Bisson engagingly narrates the history of open source, explains how the OSS "movement" came about, details key players in OSS development, and discusses why and how open source can work for libraries.
Topics Covered in this Issue Include:
- In the Beginning …
- Open Source Takes Shape
- Why Freedom Matters
- What Makes Open Source Work?
- Open Systems, Formats, and Standards
- Using Open Source
- Building Open Source
- Open-Source Software on the Desktop
About the Author
Casey Bisson, named among Library Journal's Movers & Shakers for 2007 and recipient of a 2006 Mellon Award for Technology Collaboration for developing Scriblio (formerly WPopac), is an information architect at Plymouth State University. He is a frequent presenter at library and technology conferences and blogs about his passion for libraries, roadside oddities, and hiking in New Hampshire's White Mountains at MaisonBisson.com.
About Library Technology Reports
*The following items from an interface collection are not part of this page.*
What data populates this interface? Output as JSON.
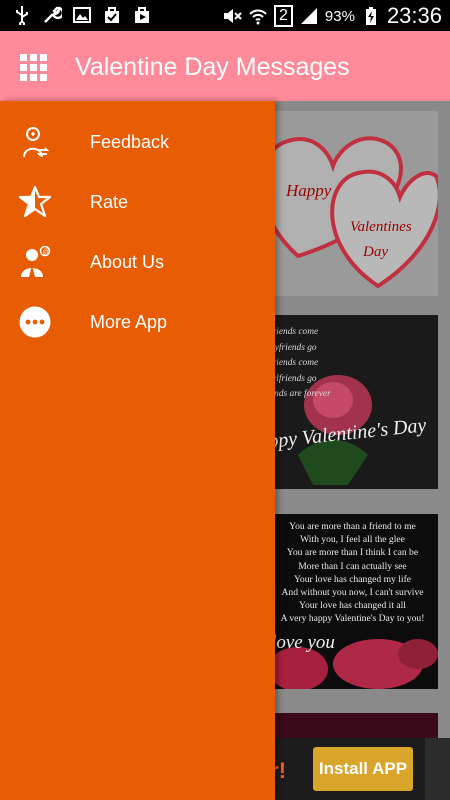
{
  "status_bar": {
    "sim_slot": "2",
    "battery": "93%",
    "time": "23:36"
  },
  "app_bar": {
    "title": "Valentine Day Messages",
    "menu_icon": "grid-menu-icon"
  },
  "drawer": {
    "items": [
      {
        "label": "Feedback",
        "icon": "feedback-icon"
      },
      {
        "label": "Rate",
        "icon": "star-icon"
      },
      {
        "label": "About Us",
        "icon": "about-us-icon"
      },
      {
        "label": "More App",
        "icon": "more-dots-icon"
      }
    ]
  },
  "cards": {
    "card1": {
      "happy": "Happy",
      "valentines": "Valentines",
      "day": "Day"
    },
    "card2": {
      "poem": "friends come\noyfriends go\nfriends come\nirlfriends go\nends are forever",
      "script": "appy Valentine's Day"
    },
    "card3": {
      "poem": "You are more than a friend to me\nWith you, I feel all the glee\nYou are more than I think I can be\nMore than I can actually see\nYour love has changed my life\nAnd without you now, I can't survive\nYour love has changed it all\nA very happy Valentine's Day to you!",
      "script": "I love you"
    }
  },
  "ad_banner": {
    "text": "er!",
    "button_label": "Install APP"
  },
  "colors": {
    "app_bar": "#ff8a9a",
    "drawer": "#e85d04",
    "status_bar": "#000000"
  }
}
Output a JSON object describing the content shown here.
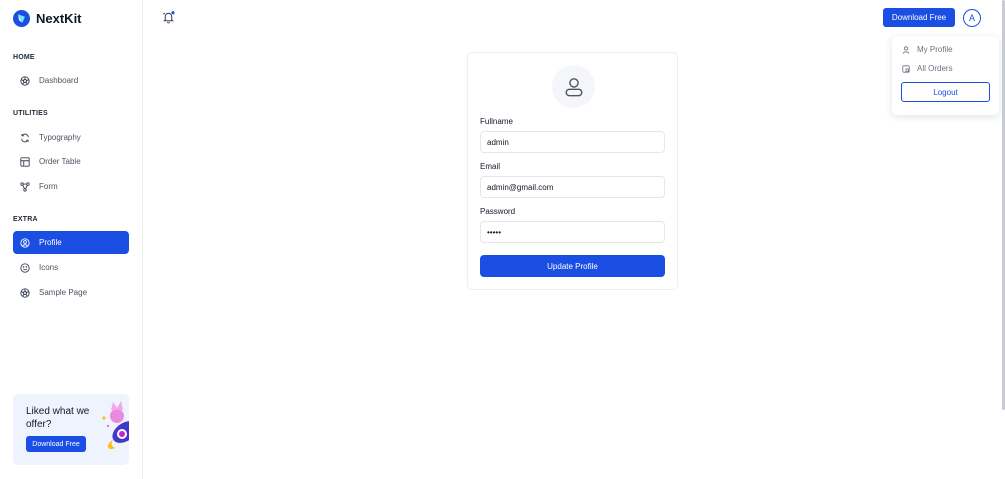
{
  "brand": {
    "name": "NextKit",
    "logo_icon": "nextkit-logo-icon"
  },
  "sidebar": {
    "sections": [
      {
        "label": "HOME"
      },
      {
        "label": "UTILITIES"
      },
      {
        "label": "EXTRA"
      }
    ],
    "items": [
      {
        "label": "Dashboard",
        "icon": "aperture-icon"
      },
      {
        "label": "Typography",
        "icon": "refresh-icon"
      },
      {
        "label": "Order Table",
        "icon": "table-icon"
      },
      {
        "label": "Form",
        "icon": "network-icon"
      },
      {
        "label": "Profile",
        "icon": "user-circle-icon",
        "active": true
      },
      {
        "label": "Icons",
        "icon": "smiley-icon"
      },
      {
        "label": "Sample Page",
        "icon": "aperture-icon"
      }
    ],
    "promo": {
      "text": "Liked what we offer?",
      "button": "Download Free"
    }
  },
  "header": {
    "notification_icon": "bell-icon",
    "download_button": "Download Free",
    "avatar_letter": "A"
  },
  "user_menu": {
    "items": [
      {
        "label": "My Profile",
        "icon": "user-icon"
      },
      {
        "label": "All Orders",
        "icon": "orders-icon"
      }
    ],
    "logout": "Logout"
  },
  "profile_form": {
    "fullname": {
      "label": "Fullname",
      "value": "admin"
    },
    "email": {
      "label": "Email",
      "value": "admin@gmail.com"
    },
    "password": {
      "label": "Password",
      "value": "•••••"
    },
    "submit": "Update Profile"
  },
  "colors": {
    "primary": "#1b4fe4",
    "promo_bg": "#eef3fe",
    "text": "#111827",
    "muted": "#6b7280"
  }
}
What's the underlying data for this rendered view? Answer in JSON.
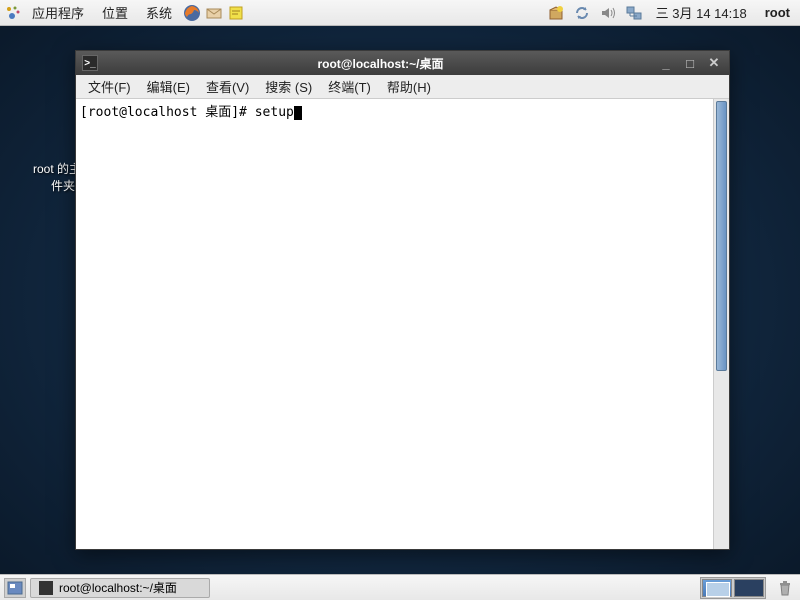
{
  "top_panel": {
    "menus": [
      "应用程序",
      "位置",
      "系统"
    ],
    "clock": "三 3月 14 14:18",
    "user": "root"
  },
  "desktop": {
    "icons": [
      {
        "label": "root 的主文件夹"
      }
    ]
  },
  "terminal": {
    "title": "root@localhost:~/桌面",
    "menubar": [
      "文件(F)",
      "编辑(E)",
      "查看(V)",
      "搜索 (S)",
      "终端(T)",
      "帮助(H)"
    ],
    "prompt": "[root@localhost 桌面]# ",
    "command": "setup"
  },
  "bottom_panel": {
    "task_label": "root@localhost:~/桌面"
  },
  "icons": {
    "gnome_foot": "gnome-foot-icon",
    "firefox": "firefox-icon",
    "mail": "mail-icon",
    "notes": "notes-icon",
    "package": "package-updater-icon",
    "sync": "sync-icon",
    "volume": "volume-icon",
    "network": "network-icon",
    "terminal_app": "terminal-app-icon",
    "show_desktop": "show-desktop-icon",
    "trash": "trash-icon"
  }
}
Published by ALA TechSource, Library Technology Reports helps librarians make informed decisions about technology products and projects. Library Technology Reports publishes eight issues annually and provides thorough overviews of current technology. Reports are authored by experts in the field and may address the application of technology to library services, offer evaluative descriptions of specific products or product classes, or cover emerging technology. Find out more information on this publication and how you can subscribe here.